A deal between the City of Detroit and Herb Strather, a local casino and real estate developer, to buy more than 6,000 foreclosed homes in the city for nearly $3.2 million is dead.

Initially, the city did not anticipate any buyer stepping forward to buy the blighted properties at auction two weeks ago. But a “mystery buyer” surprised the city by bidding almost $3.2 million for the properties, almost half of which need to be torn down.

Strather was revealed as the mystery buyer behind the purchase last week, in a report from Businessweek.

The Businessweek article said that no one was expected to bid on the bundle, which was a grouping together of about 6,000 thousand properties in good shape with roughly 2,000 vacant lots and another 3,000 properties that must be demolished.

After Strather won the bid, the city said that he was responsible for coming up with a plan for the demolition work, which was estimated to cost more than $24 million.

Now, the deal has fallen apart, according to a new report from Businessweek.
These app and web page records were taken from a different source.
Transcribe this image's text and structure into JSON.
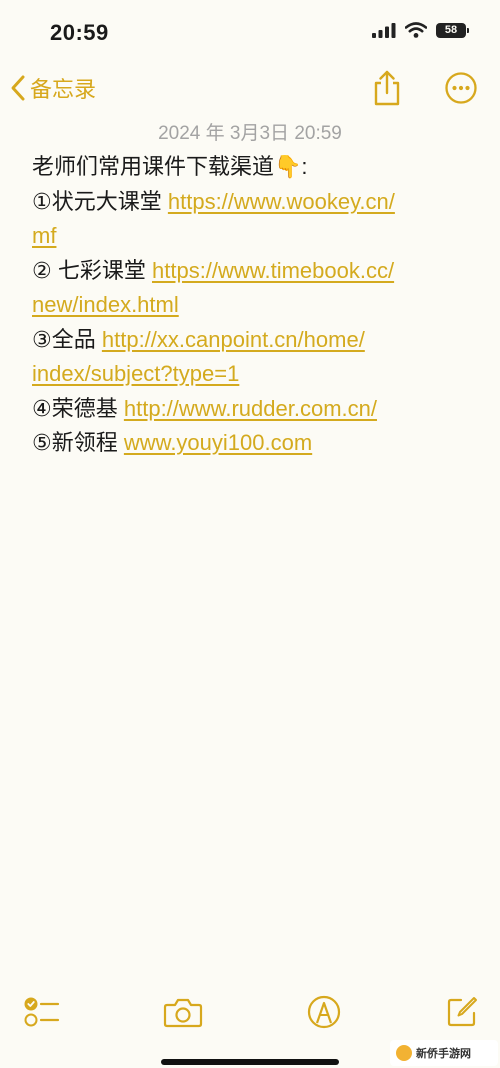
{
  "status": {
    "time": "20:59",
    "battery": "58"
  },
  "nav": {
    "back_label": "备忘录"
  },
  "note": {
    "date": "2024 年 3月3日 20:59",
    "title": "老师们常用课件下载渠道👇:",
    "entries": [
      {
        "num": "①",
        "name": "状元大课堂",
        "link1": "https://www.wookey.cn/",
        "link2": "mf"
      },
      {
        "num": "②",
        "name": "七彩课堂",
        "link1": "https://www.timebook.cc/",
        "link2": "new/index.html"
      },
      {
        "num": "③",
        "name": "全品",
        "link1": "http://xx.canpoint.cn/home/",
        "link2": "index/subject?type=1"
      },
      {
        "num": "④",
        "name": "荣德基",
        "link1": "http://www.rudder.com.cn/"
      },
      {
        "num": "⑤",
        "name": "新领程",
        "link1": "www.youyi100.com"
      }
    ]
  },
  "watermark": {
    "text": "新侨手游网"
  },
  "colors": {
    "accent": "#d7a81d",
    "background": "#fcfbf5",
    "date_gray": "#a3a3a3"
  }
}
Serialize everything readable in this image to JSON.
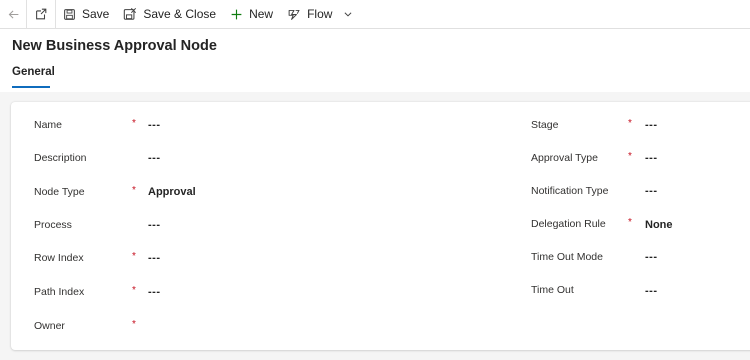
{
  "toolbar": {
    "save_label": "Save",
    "save_close_label": "Save & Close",
    "new_label": "New",
    "flow_label": "Flow"
  },
  "form": {
    "title": "New Business Approval Node",
    "tabs": [
      {
        "label": "General",
        "selected": true
      }
    ]
  },
  "fields": {
    "name": {
      "label": "Name",
      "value": "---",
      "required": "*"
    },
    "description": {
      "label": "Description",
      "value": "---"
    },
    "node_type": {
      "label": "Node Type",
      "value": "Approval",
      "required": "*"
    },
    "process": {
      "label": "Process",
      "value": "---"
    },
    "row_index": {
      "label": "Row Index",
      "value": "---",
      "required": "*"
    },
    "path_index": {
      "label": "Path Index",
      "value": "---",
      "required": "*"
    },
    "owner": {
      "label": "Owner",
      "value": "",
      "required": "*"
    },
    "stage": {
      "label": "Stage",
      "value": "---",
      "required": "*"
    },
    "approval_type": {
      "label": "Approval Type",
      "value": "---",
      "required": "*"
    },
    "notification_type": {
      "label": "Notification Type",
      "value": "---"
    },
    "delegation_rule": {
      "label": "Delegation Rule",
      "value": "None",
      "required": "*"
    },
    "time_out_mode": {
      "label": "Time Out Mode",
      "value": "---"
    },
    "time_out": {
      "label": "Time Out",
      "value": "---"
    }
  },
  "colors": {
    "accent": "#0f6cbd",
    "required": "#c50f1f",
    "new_icon": "#107c10"
  },
  "icons": [
    "back-arrow-icon",
    "pop-out-icon",
    "save-icon",
    "save-close-icon",
    "add-icon",
    "flow-icon",
    "chevron-down-icon"
  ]
}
From the Businessweek report:

Last week he (Strather) told Bloomberg Businessweek that he’d hoped to keep some of the best parcels for his investment fund and find a way to get the city to use federal funding to demolish the decrepit properties. The Wayne County’s deputy treasurer, David Szymanski, said a plan like that wasn’t “going to fly,” and the land bank said it’s allowed to demolish only properties it owns.

Szymanski told Strather that the winner bidder would be required to pay for the demolition.

Those expectations were public before the auction closed, and Szymanksi says, “I don’t know how somebody could interpret” the original guidance to allow a plan to offload the worst properties on the city. Szymanski says Strather also met with Detroit Mayor Mike Duggan before withdrawing his offer.

Now the properties will be turned over to the city, which will utilize its “newly rejuvenated” land bank to lead the rehabilitation process.